Making your glass bird-safe is one of the easiest and most effective things that you can do to make your building safer for wildlife. Birds exist throughout the entirety of the US, so there is nowhere that won’t benefit from it.
Other ways to make your glass bird safe include the following:
- Etched Glass – minimizes reflection and makes glass more visible.
- UV Glass – invisible to the human eye, but very visible to birds.
- Facades – covers a large glass section of a building.
- Narrow windows – thinly-spaced, narrow windows allow in plenty of light while being visible to birds.
If there’s one way you can make your building better for wildlife, bird safe glass is it.
General Solutions for Wildlife-Friendly Building
Avoid Light Pollution
Light pollution is a big problem. It may seem like a minor inconvenience to most people, but it is dangerous to many animals.
In the Southeastern US, newly-hatched turtles often don’t make it out to sea thanks to light pollution. The hatchlings use moonlight reflected on surf to make it to the ocean. Bright buildings confuse them, and they wind up going the wrong way.

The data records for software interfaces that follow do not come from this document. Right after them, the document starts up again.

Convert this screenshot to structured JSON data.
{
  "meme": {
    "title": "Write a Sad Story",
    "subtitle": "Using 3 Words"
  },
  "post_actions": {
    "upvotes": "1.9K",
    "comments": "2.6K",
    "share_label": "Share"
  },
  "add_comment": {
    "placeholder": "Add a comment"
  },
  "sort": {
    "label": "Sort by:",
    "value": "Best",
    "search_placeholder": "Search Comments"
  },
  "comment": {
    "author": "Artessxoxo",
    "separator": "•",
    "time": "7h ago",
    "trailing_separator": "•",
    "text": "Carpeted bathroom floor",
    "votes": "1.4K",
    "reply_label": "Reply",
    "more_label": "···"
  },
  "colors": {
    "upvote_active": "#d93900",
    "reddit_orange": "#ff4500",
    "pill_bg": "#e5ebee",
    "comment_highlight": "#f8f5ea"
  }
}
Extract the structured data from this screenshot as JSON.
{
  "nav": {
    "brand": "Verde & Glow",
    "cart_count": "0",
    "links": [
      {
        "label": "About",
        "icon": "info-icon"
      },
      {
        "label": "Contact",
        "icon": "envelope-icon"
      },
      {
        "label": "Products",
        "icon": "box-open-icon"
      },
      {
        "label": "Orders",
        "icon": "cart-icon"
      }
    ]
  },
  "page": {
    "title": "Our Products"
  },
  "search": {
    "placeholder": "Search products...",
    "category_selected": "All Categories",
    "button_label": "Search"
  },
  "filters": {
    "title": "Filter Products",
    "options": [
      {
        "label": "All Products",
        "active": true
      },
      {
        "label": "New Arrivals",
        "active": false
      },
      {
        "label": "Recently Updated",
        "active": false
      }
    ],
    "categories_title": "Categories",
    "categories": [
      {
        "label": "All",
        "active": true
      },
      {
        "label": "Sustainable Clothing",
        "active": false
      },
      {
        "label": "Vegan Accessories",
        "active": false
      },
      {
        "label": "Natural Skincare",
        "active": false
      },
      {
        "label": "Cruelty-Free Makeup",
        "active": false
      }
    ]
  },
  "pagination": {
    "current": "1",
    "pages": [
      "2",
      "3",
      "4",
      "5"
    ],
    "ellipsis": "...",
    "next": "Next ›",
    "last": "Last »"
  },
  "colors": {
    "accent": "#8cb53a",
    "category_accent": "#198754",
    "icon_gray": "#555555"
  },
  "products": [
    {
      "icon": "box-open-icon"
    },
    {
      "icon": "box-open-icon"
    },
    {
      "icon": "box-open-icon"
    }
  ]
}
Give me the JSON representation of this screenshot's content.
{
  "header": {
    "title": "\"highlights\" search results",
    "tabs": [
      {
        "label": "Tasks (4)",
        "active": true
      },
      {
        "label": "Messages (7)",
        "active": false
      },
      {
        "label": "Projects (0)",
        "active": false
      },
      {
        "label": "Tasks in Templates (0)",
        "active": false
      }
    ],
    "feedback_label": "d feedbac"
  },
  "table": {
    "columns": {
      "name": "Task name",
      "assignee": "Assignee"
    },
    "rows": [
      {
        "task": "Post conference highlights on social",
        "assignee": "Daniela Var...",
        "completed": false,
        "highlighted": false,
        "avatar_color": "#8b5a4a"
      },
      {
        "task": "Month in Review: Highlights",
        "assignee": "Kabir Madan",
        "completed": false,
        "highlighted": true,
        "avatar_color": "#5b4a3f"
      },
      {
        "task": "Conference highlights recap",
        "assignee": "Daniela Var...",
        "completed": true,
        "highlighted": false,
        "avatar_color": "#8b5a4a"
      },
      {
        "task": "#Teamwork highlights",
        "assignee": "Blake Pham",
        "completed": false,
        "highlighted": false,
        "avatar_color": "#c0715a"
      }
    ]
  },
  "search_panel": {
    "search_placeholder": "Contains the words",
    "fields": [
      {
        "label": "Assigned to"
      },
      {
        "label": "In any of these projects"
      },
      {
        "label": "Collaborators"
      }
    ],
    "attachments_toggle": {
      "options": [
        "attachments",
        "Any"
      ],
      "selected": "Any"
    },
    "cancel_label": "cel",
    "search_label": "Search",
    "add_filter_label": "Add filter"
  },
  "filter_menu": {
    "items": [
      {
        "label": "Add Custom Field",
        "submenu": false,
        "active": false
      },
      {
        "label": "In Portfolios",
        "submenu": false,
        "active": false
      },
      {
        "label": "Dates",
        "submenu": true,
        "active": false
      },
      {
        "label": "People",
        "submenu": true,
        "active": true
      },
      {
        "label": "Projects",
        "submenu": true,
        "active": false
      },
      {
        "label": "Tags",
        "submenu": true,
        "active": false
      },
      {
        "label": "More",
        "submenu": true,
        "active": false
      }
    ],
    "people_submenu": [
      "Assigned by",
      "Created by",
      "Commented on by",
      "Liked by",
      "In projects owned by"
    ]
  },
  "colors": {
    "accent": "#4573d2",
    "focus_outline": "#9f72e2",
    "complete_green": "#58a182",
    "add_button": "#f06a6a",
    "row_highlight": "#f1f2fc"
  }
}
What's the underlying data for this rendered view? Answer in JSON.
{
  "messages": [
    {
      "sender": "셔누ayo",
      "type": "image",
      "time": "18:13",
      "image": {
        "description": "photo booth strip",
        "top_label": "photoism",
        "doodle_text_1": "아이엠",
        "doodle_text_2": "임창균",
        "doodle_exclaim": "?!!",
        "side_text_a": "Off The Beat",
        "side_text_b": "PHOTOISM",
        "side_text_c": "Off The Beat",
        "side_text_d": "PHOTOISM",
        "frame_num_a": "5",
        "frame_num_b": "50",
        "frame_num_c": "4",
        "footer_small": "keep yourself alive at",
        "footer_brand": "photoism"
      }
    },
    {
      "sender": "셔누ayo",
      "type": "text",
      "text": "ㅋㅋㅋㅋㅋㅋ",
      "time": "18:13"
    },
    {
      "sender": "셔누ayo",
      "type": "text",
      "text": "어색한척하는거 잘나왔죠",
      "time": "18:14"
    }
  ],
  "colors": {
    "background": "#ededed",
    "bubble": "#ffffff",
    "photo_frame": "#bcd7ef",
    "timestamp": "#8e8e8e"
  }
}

Migrating birds are also drawn to light. So less light pollution means less impact on birds as well.
Don’t forget you’ll have a much better view of the night sky.
Install Native Flora
Grass isn’t a plant…it’s an industry. It sucks up water, requires constant maintenance, and the chemicals it’s often treated with are dangerous. Not only does native vegetation require less upkeep, it’s beneficial to the local fauna. Local animals are adapted to the local plants thanks to millions of years of evolution.
Avoid Building on Wetlands, Rivers, and Streams
Wetlands are hubs of ecological activity. They tend to have high biodiversity and are also places where migrating animals rest. Additionally, they are often homes to specially adapted animals, like beavers, that can’t live in other environments.
It’s not just the animals who benefit when you don’t build on wetlands though. These areas are also flood plains. Wetlands, rivers, and streams often flood seasonally. Thanks to unusual weather catalyzed by climate change, seasonal flooding is harder to predict than ever.
Smaller buildings have less resource requirements. They take less space from the natural world. Not only are they cheaper, but their impact on the natural world is less, in almost every way.
Renovate or Remodel Instead of Building New
Simply put, less resources are used in remodeling/renovation than a totally new construction. It’s a way of preserving existing space — you won’t need a new plot if you already have a building.
Your Ecofriendly Builders
At Reliable Commercial, we strive to be the best we can. As construction contractors, we are efficient, cost-effective, and top-quality. Our over 35 years of commercial contracting experience has made us the best at what we do. We can help you build a green building, remodel yours to be eco-friendly, and much more. If you have any questions about how we can make your building less harmful to wildlife, send us a message today.